As the corporate business industry continues to evolve, understanding how long does copyright last can be a vital asset for legally protecting your work both in New York and nationally. Copyright law provides exclusive rights to the owner, including the right to reproduce the work, create derivative works, display and distribute it. Without this legal protection, the original creator of a work could potentially face both civil and criminal penalties if someone else copies, distributes, or displays their work without permission.

There are a variety of aspects of copyright law that could affect how long the protection lasts. This article will cover the most commonly asked questions regarding the duration of copyright protection and provide clarity on how New York specifically views the statute of limitations.

What is Copyright Protection?

Copyright protection is a legal shield established for the author or creator of an original work such as a book, a movie, painting, music, literature, architectural work, and even computer software. It allows the creator to keep that work exclusive to their own rather than being freely available to the public to replicate, distribute, or otherwise copy without their express permission.

Copyright protection provides exclusive rights to the copyright holder for a specified period of time. Copyright protects any expression of ideas that have been put to some form of tangible media; it does not cover the ideas themselves. That means that another party could potentially use the same idea, but it would have to be expressed in an entirely new way so the new expression of that idea is unique.

How Long Does Copyright Last?

Copyright protection in the United States, including in New York, typically last for the duration of the author’s life plus 70 years. This is known as the “life of the author plus 70” term.

This length of protection only pertains to works that are created after January 1, 1978. For works created before then, the copyright term could be 95 years from the day the work was published or 120 years from the date of creation, whichever is shorter. For works made for hire, which are works created by an employee as part of their job or a contractor for hire, then the copyright lasts 95 years from the date of publication or 120 years from the date of creation - whichever is shorter.

For works created on or after January 1, 1978, the copyright term becomes the life of the author plus 70 years. This includes works made for hire, joint works, posthumous works, anonymous works, pseudonymous works, and works from corporate authors.

Counterfeiting a Copyrighted Work

It's important to note that counterfeiting a copyrighted work is illegal even though the copyright has expired or been purposely withdrawn from protection. Counterfeiting is defined as the unauthorized reproduction and/or imitation of a copyrighted work and is punishable under criminal and civil laws.

Protecting Your Copyright

When a work is created, it is immediately granted copyright protection without the need for any registration or documentation. However, it is still recommended to register your work with the U.S. Copyright Office to make your claim for copyright protection stronger in court. This provides additional protection for the original creator and will only strengthen your copyright duration.

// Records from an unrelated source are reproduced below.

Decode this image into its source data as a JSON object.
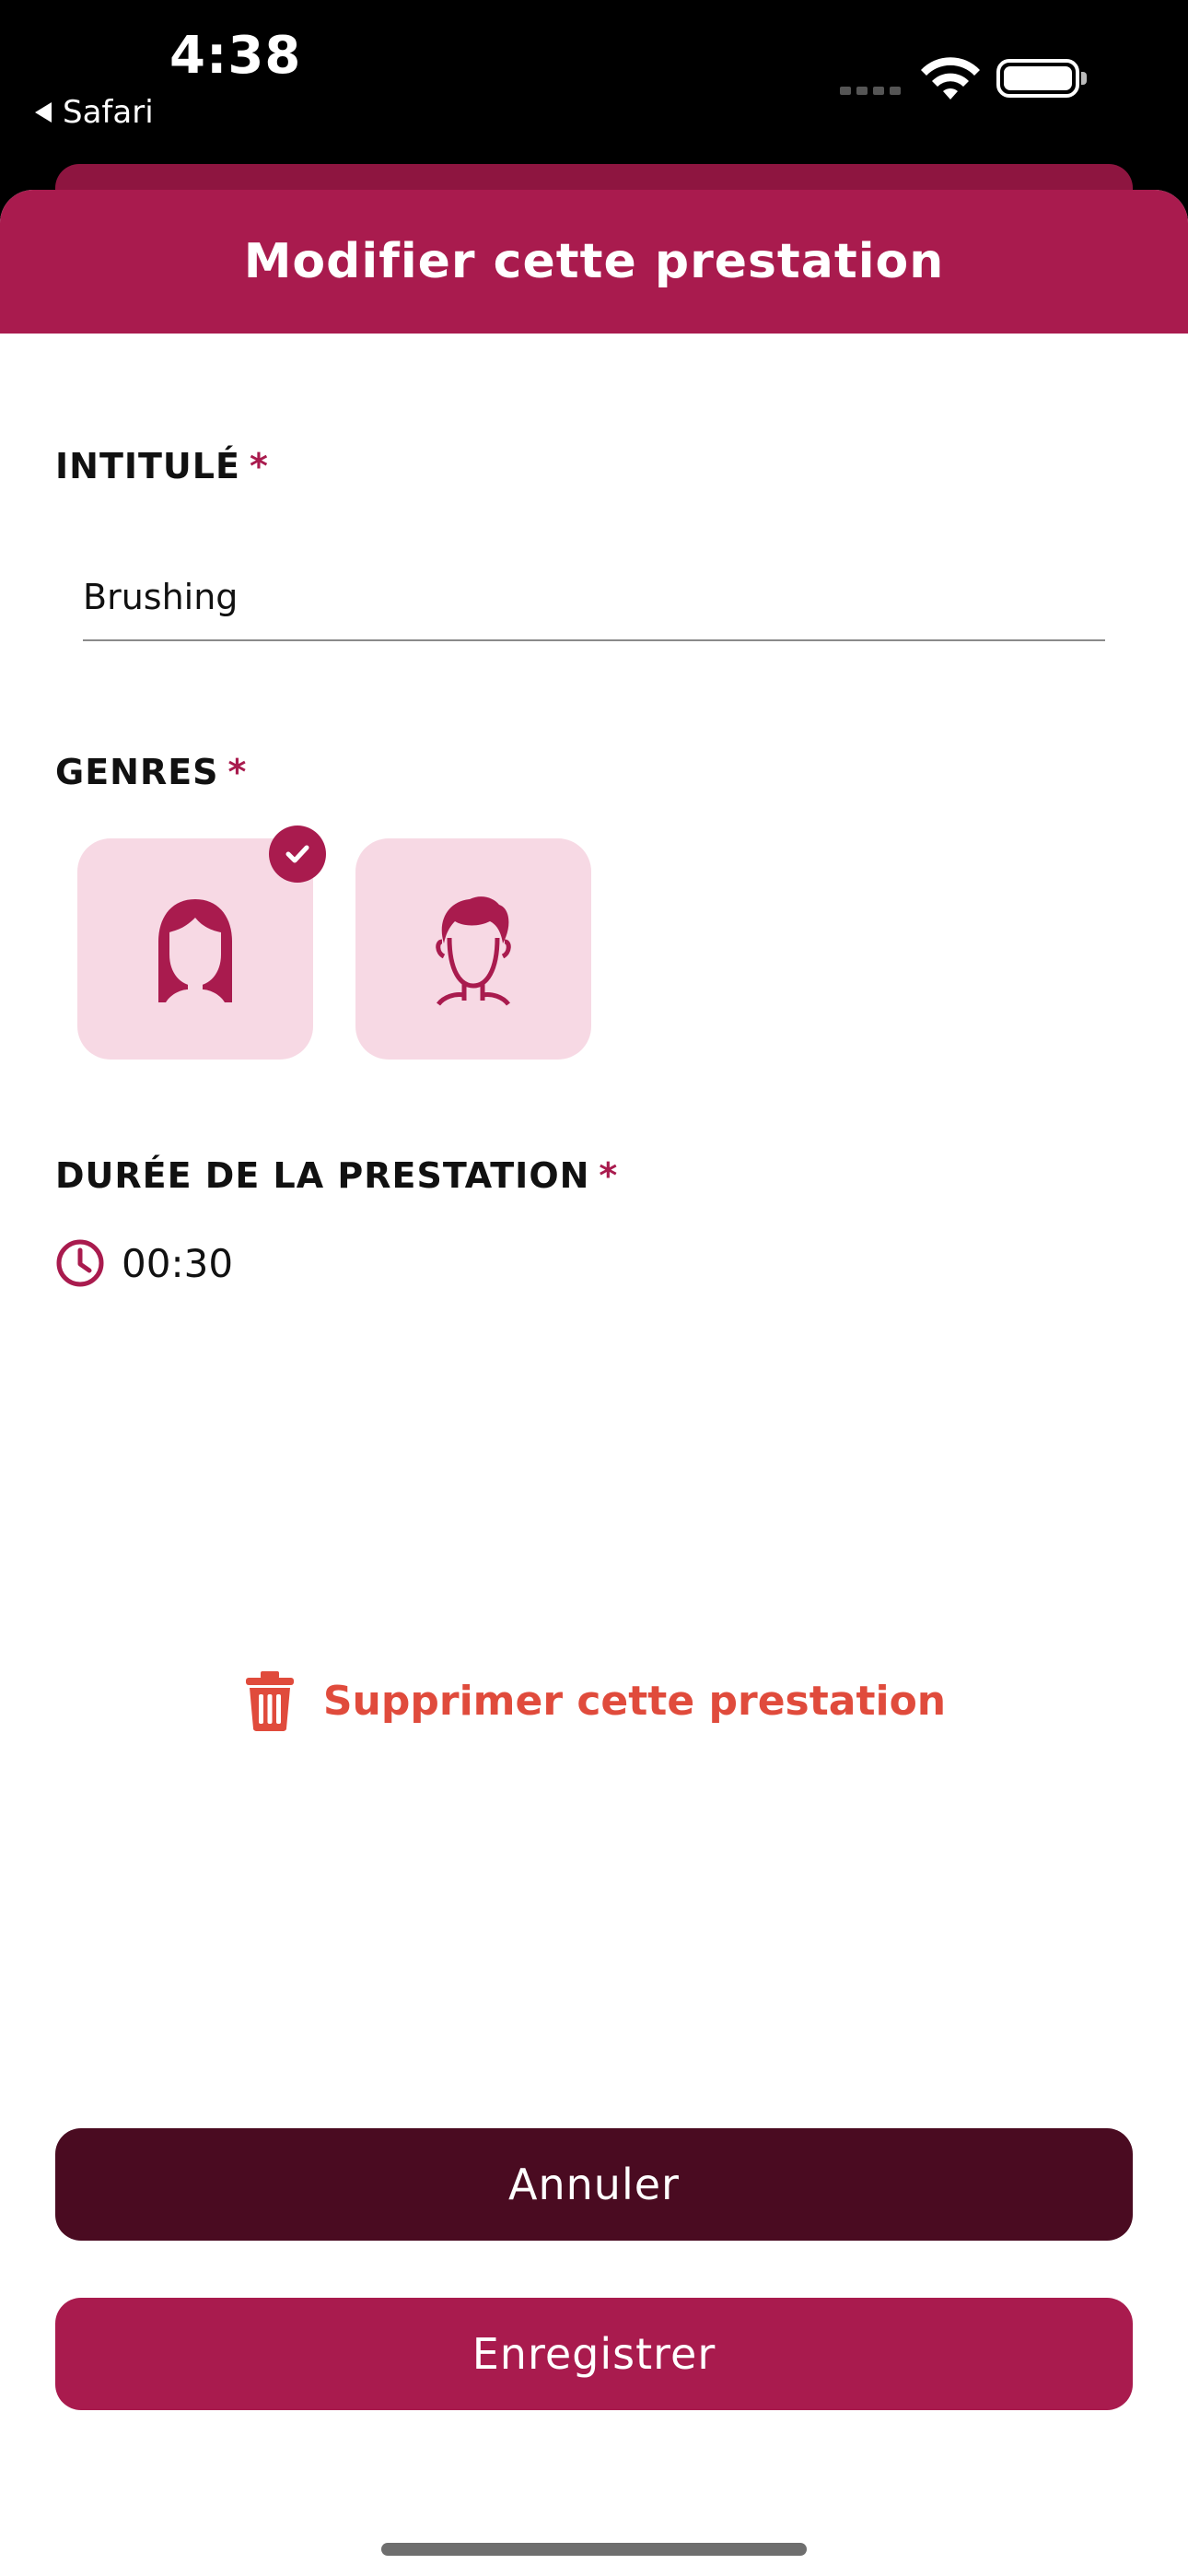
{
  "status_bar": {
    "time": "4:38",
    "back_app": "Safari"
  },
  "sheet": {
    "title": "Modifier cette prestation"
  },
  "form": {
    "title_field": {
      "label": "INTITULÉ",
      "required_mark": "*",
      "value": "Brushing"
    },
    "genres": {
      "label": "GENRES",
      "required_mark": "*",
      "options": [
        {
          "icon": "woman-icon",
          "selected": true
        },
        {
          "icon": "man-icon",
          "selected": false
        }
      ]
    },
    "duration": {
      "label": "DURÉE DE LA PRESTATION",
      "required_mark": "*",
      "value": "00:30",
      "icon": "clock-icon"
    }
  },
  "actions": {
    "delete_label": "Supprimer cette prestation",
    "cancel_label": "Annuler",
    "save_label": "Enregistrer"
  },
  "colors": {
    "brand": "#a91b4e",
    "brand_dark": "#4a0b21",
    "danger": "#e04b3c",
    "tile_bg": "#f7d9e4"
  }
}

Understanding copyright protection is essential to preserving the rights of the original author or creator. Knowing how long does copyright last can protect your work and from being exploited or counterfeited without your permission. It’s important to speak with a knowledgeable attorney about how to better protect your creations and to register it with the U.S. Copyright Office if possible.



Protecting Your Copyright,